Following his first chapter entitled “No One is Born a Racist,” Dr. Ben Carson wrote a nice response to CRT. He said,
In his book Up from Slavery, Booker T. Washington provided compelling reasons not to see oneself as a victim and to create one’s own pathway to success. I also read about [Black] explorers, inventors, entrepreneurs, doctors, and a host of other people of great accomplishment. It became apparent that color or race had much less to do with success than hard work, vision, and determination. Yes, there were some people who perhaps had a steeper mountain to climb in order to achieve success, but that simply made them stronger and more capable of scaling the next mountain. With that realization, I stopped listening to people who claimed that the system was rigged against the success of Black people. What does in fact increase chances of failure is a defeatist attitude associated with victimization. This is one of the reasons why those who try to make Blacks feel like long-term victims of a society that once included slavery are doing them no favors and most likely are doing them harm.
…Believe it or not, there are actually substantial numbers of Black people who are prejudiced against other Black people. They consider themselves superior and can be rather hateful and dismissive of other Black people. One interesting tidbit that few people know is that there were many Black slave owners in the South during the early days of slave trading. Some people don’t want to acknowledge that because it contradicts the narrative of innately oppressive white people. (Created Equal: The Painful Past, Confusing Present, and Hopeful Future of Race in America, 27 and 30-1)

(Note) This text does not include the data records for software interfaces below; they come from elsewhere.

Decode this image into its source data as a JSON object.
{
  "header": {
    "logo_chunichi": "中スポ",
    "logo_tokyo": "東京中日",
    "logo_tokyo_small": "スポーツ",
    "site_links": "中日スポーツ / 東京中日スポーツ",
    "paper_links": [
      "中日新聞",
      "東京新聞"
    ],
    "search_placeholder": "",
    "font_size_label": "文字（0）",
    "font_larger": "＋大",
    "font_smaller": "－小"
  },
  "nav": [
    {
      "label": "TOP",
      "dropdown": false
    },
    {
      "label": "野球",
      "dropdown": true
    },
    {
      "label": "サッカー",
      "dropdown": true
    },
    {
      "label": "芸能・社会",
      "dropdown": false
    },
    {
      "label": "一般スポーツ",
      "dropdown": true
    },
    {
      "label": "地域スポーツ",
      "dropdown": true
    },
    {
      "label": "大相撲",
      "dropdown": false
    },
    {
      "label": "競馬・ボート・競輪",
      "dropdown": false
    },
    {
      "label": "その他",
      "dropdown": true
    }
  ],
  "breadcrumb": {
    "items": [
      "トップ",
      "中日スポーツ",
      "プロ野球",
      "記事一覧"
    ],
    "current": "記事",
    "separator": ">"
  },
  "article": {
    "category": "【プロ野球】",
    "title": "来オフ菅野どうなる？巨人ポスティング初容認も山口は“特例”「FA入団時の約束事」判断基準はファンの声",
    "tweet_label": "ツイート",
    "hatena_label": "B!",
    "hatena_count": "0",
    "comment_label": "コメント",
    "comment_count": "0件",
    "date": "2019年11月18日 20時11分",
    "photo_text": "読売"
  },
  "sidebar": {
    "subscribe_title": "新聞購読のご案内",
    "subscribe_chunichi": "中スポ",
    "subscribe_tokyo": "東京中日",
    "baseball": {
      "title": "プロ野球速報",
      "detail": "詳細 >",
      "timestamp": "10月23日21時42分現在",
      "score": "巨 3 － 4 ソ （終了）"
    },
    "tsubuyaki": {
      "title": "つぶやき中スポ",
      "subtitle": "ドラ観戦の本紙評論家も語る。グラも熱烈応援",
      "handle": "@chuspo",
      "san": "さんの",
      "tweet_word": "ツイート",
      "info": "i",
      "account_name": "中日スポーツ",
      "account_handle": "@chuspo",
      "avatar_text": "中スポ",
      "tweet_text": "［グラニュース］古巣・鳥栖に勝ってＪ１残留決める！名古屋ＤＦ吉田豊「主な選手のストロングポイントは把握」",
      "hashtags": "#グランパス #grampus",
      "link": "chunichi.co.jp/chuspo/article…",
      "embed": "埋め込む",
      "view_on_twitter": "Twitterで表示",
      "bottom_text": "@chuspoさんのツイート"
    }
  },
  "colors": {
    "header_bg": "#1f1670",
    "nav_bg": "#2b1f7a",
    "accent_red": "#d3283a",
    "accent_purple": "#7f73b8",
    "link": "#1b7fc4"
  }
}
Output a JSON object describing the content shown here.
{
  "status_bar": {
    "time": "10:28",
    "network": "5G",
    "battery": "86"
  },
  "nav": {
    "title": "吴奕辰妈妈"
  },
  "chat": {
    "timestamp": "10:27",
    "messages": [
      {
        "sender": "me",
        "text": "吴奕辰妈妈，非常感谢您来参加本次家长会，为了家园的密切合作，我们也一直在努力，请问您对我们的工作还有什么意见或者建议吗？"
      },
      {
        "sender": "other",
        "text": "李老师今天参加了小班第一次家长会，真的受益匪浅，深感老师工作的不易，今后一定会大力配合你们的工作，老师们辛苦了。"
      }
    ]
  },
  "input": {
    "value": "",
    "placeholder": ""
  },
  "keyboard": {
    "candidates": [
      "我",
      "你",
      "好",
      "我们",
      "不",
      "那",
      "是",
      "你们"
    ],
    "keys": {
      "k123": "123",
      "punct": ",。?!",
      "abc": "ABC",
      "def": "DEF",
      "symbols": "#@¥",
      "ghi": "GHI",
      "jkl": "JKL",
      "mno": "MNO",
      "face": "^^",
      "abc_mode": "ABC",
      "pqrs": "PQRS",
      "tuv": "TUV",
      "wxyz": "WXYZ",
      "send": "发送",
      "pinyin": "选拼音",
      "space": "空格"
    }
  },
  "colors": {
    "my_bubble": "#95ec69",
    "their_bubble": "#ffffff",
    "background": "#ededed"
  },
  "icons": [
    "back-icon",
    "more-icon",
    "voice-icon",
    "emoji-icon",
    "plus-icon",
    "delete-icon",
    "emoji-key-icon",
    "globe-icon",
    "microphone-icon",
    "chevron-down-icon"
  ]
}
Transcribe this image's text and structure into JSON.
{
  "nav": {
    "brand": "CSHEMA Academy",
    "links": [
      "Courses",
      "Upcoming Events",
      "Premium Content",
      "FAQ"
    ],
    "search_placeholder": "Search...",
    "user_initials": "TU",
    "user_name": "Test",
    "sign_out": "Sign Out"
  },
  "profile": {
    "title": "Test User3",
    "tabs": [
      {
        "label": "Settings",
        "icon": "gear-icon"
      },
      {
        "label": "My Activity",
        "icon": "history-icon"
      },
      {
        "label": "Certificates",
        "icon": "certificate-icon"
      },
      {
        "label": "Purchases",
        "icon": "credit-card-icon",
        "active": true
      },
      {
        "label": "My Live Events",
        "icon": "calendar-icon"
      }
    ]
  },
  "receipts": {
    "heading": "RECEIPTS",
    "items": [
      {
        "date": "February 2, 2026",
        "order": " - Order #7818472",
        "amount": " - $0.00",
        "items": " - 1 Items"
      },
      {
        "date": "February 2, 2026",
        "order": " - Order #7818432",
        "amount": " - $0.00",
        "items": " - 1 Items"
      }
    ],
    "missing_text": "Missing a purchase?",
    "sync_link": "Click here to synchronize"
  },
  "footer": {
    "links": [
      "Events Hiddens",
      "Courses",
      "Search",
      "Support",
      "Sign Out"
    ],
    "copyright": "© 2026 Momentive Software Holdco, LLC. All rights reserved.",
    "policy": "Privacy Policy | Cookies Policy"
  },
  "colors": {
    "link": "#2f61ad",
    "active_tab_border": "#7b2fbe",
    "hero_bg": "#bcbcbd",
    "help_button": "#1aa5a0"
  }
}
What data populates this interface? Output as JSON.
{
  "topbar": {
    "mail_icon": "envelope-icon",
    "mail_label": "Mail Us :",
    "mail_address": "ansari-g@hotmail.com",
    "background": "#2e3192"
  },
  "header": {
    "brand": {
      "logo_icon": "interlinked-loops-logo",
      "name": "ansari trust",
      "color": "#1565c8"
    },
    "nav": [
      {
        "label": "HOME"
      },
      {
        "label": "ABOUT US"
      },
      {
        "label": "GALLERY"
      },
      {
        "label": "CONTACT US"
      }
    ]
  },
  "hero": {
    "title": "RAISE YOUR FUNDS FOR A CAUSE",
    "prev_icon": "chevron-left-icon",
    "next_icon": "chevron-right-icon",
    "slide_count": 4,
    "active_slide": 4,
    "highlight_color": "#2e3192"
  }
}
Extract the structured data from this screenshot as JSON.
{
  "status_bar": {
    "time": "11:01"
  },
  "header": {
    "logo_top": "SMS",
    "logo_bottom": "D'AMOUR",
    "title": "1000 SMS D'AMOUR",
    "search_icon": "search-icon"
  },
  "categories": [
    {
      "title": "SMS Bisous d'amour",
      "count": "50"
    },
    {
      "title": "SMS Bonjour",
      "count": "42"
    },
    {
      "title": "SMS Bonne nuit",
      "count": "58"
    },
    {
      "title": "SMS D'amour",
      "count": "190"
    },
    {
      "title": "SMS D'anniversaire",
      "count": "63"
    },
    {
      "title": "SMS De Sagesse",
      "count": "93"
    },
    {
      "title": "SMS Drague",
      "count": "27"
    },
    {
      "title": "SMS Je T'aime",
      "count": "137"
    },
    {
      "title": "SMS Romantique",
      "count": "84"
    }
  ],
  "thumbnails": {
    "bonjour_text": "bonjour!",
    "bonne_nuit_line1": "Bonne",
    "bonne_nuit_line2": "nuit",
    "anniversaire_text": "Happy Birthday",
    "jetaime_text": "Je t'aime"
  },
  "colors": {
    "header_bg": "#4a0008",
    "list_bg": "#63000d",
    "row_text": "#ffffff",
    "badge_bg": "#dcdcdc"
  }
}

Finally, Smith as a scholar should be much more careful in attributing his “whiteness” theory to the Bible. Recall he said that whiteness “helped to identify the origins of Mormon racial folklore that began with the Bible.” Undoubtedly what Smith was referring to was a certain interpretation of the Bible that took Cain, Ham, and Ham’s son Canaan as cursed with black skin and thus, as with the latter, slavery. They were supposedly the origin of the Black race. However, whiteness or White supremacy was never mentioned in the Bible and the Bible also never mentions the origins of the Black race. So yes, a particular theory of the Bible affirmed racism for quite some time, but that is quite different from saying this all originated with the Bible.
December 21, 2022